What are you looking for?
Louis Hayet (1864 - 1940)
Eventually joining with the Neo-Impressionist group of painters centred upon Camille Pissarro, Paul Signac and Georges Seurat, Hayet’s inherent predisposition for painting revealed itself as he experimented with colour, texture and light. Hayet established a friendship with Camille Pissarro, and Pissarro’s eldest son Lucien, a year after moving to Paris in 1885.
Curiously, Paul Signac removed mention of Hayet from the Pointillism manifesto. Yet, from his studios at Montmartre and La Frette, Hayet was a prolific artist who produced a diverse body of work that always sought to be true to the nature of colour itself.
Bearing the influence of Seurat, Hayet would often work en plein air with a fast-moving, decided technique that foreshadowed the evolution from Impressionism to Neo-Impressionism. He was drawn to themes such as the circus, modern urban scenes and landscapes.

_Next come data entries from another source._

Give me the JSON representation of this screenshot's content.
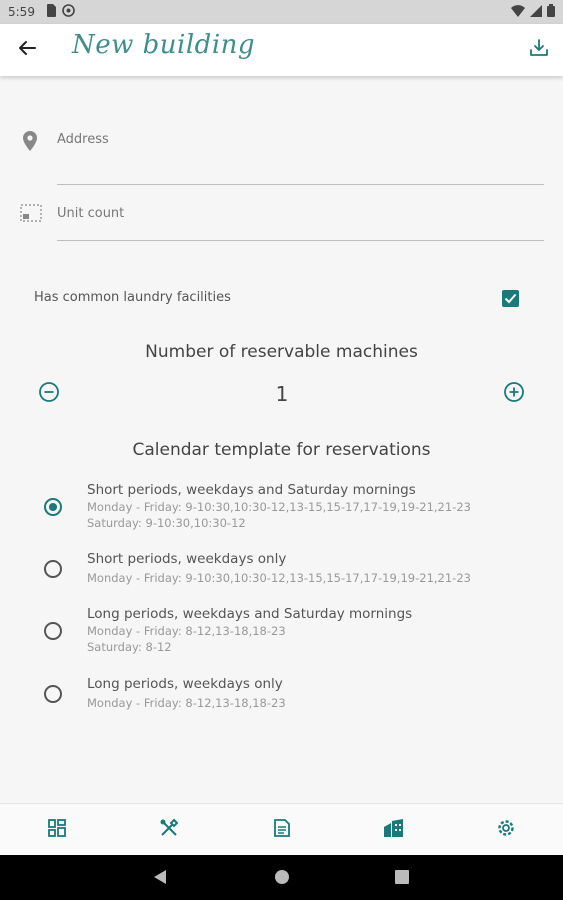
{
  "status_bar": {
    "time": "5:59",
    "left_icons": [
      "sim-card-icon",
      "sync-icon"
    ],
    "right_icons": [
      "wifi-icon",
      "signal-icon",
      "battery-icon"
    ]
  },
  "app_bar": {
    "title": "New building",
    "back_icon": "arrow-left-icon",
    "action_icon": "download-icon"
  },
  "form": {
    "address": {
      "placeholder": "Address",
      "value": "",
      "icon": "location-pin-icon"
    },
    "unit_count": {
      "placeholder": "Unit count",
      "value": "",
      "icon": "units-icon"
    },
    "laundry": {
      "label": "Has common laundry facilities",
      "checked": true
    }
  },
  "machines": {
    "title": "Number of reservable machines",
    "value": "1"
  },
  "calendar": {
    "title": "Calendar template for reservations",
    "options": [
      {
        "title": "Short periods, weekdays and Saturday mornings",
        "lines": [
          "Monday - Friday: 9-10:30,10:30-12,13-15,15-17,17-19,19-21,21-23",
          "Saturday: 9-10:30,10:30-12"
        ],
        "selected": true
      },
      {
        "title": "Short periods, weekdays only",
        "lines": [
          "Monday - Friday: 9-10:30,10:30-12,13-15,15-17,17-19,19-21,21-23"
        ],
        "selected": false
      },
      {
        "title": "Long periods, weekdays and Saturday mornings",
        "lines": [
          "Monday - Friday: 8-12,13-18,18-23",
          "Saturday: 8-12"
        ],
        "selected": false
      },
      {
        "title": "Long periods, weekdays only",
        "lines": [
          "Monday - Friday: 8-12,13-18,18-23"
        ],
        "selected": false
      }
    ]
  },
  "bottom_nav": {
    "items": [
      {
        "icon": "dashboard-icon"
      },
      {
        "icon": "tools-icon"
      },
      {
        "icon": "document-icon"
      },
      {
        "icon": "building-icon",
        "active": true
      },
      {
        "icon": "settings-icon"
      }
    ]
  },
  "system_nav": [
    "back-triangle-icon",
    "home-circle-icon",
    "recents-square-icon"
  ],
  "colors": {
    "accent": "#1a7a7a",
    "title_script": "#3d8f8c",
    "background": "#f6f6f6"
  }
}
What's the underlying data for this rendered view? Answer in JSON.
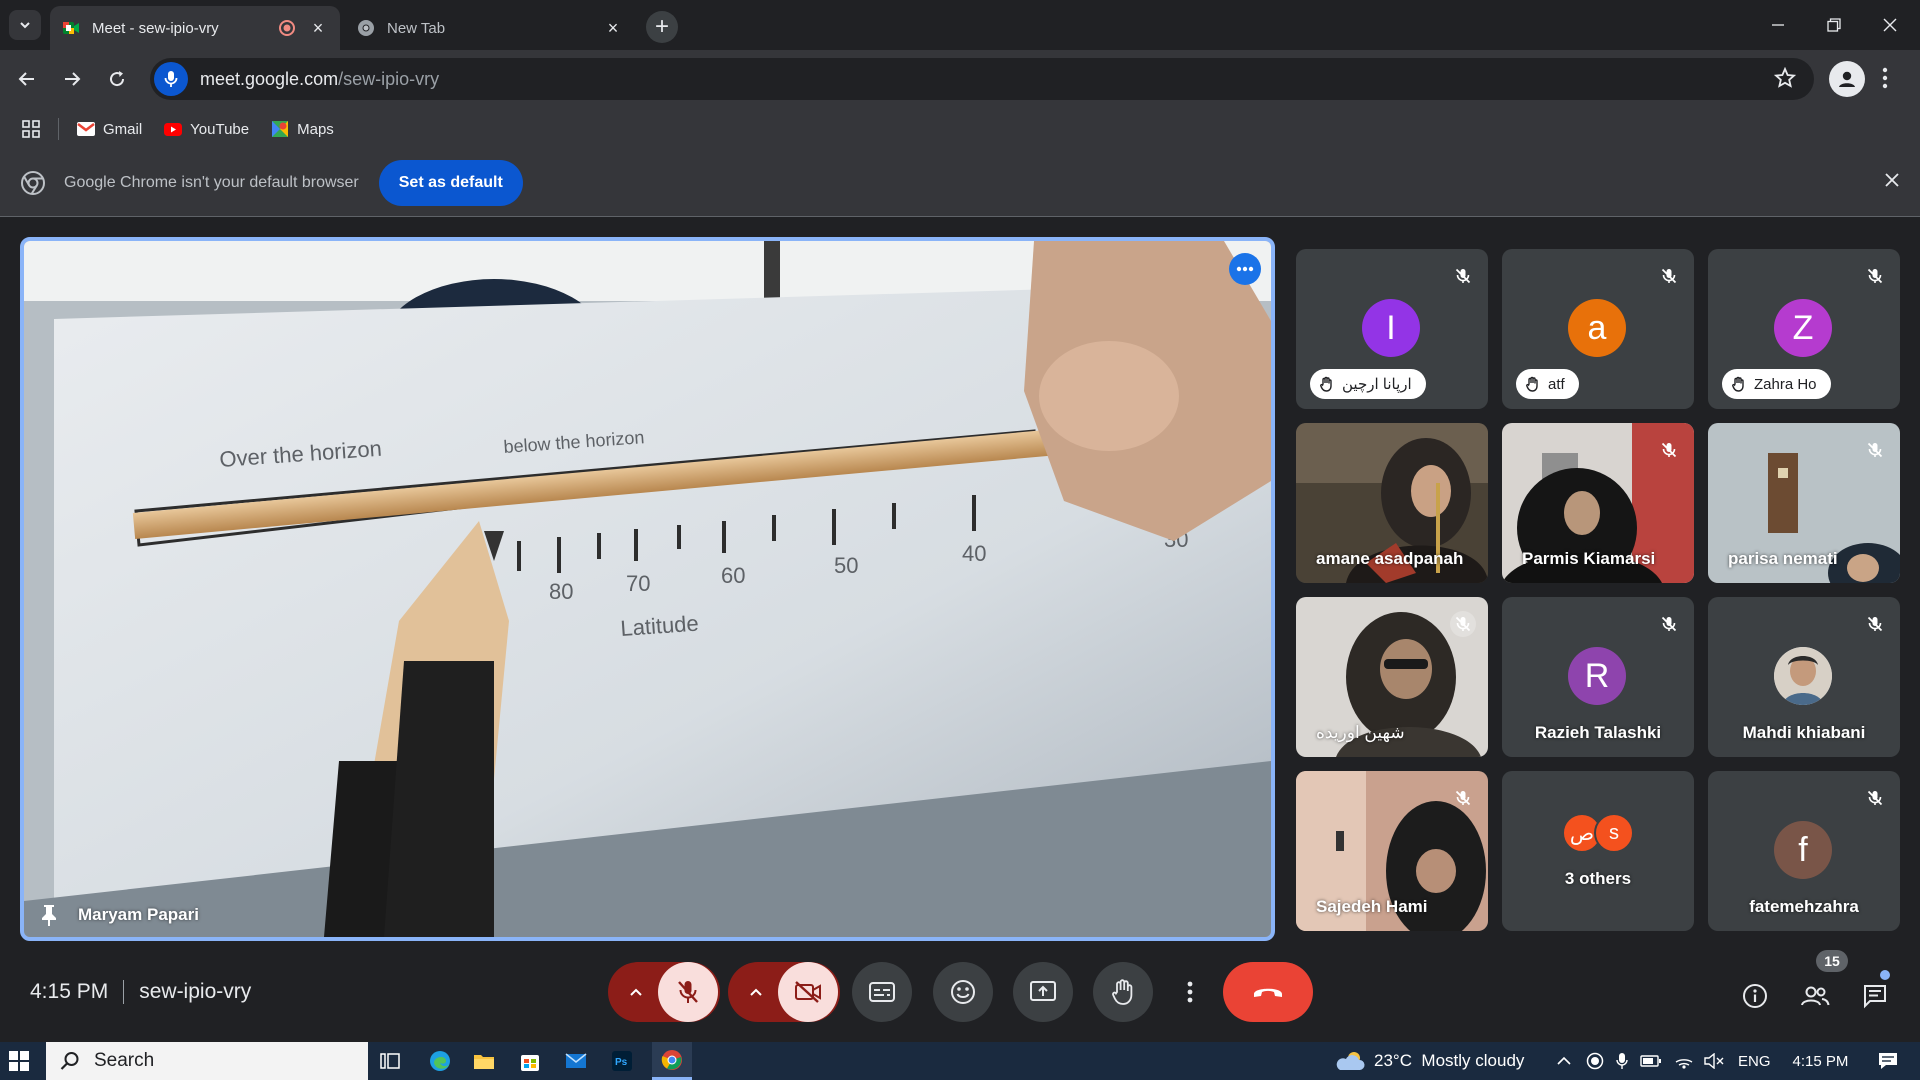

The science-based principles of Neo-Impressionism followed Hayet to the end of his painting career, after which he dedicated his time to scientific research into pigments.
Louis Hayet (1864 - 1940) Le Petit Pont Traversant la Rivière Oil on board
37.5 x 46 cm (14 ¾ x 18 ⅛ inches)
Stamped signature, lower left
Executed circa 1888
Louis Hayet (1864 - 1940) Paysage Oil on paper
33 x 24 cm (13 x 9 ½ inches)
Signed lower right
Executed circa 1910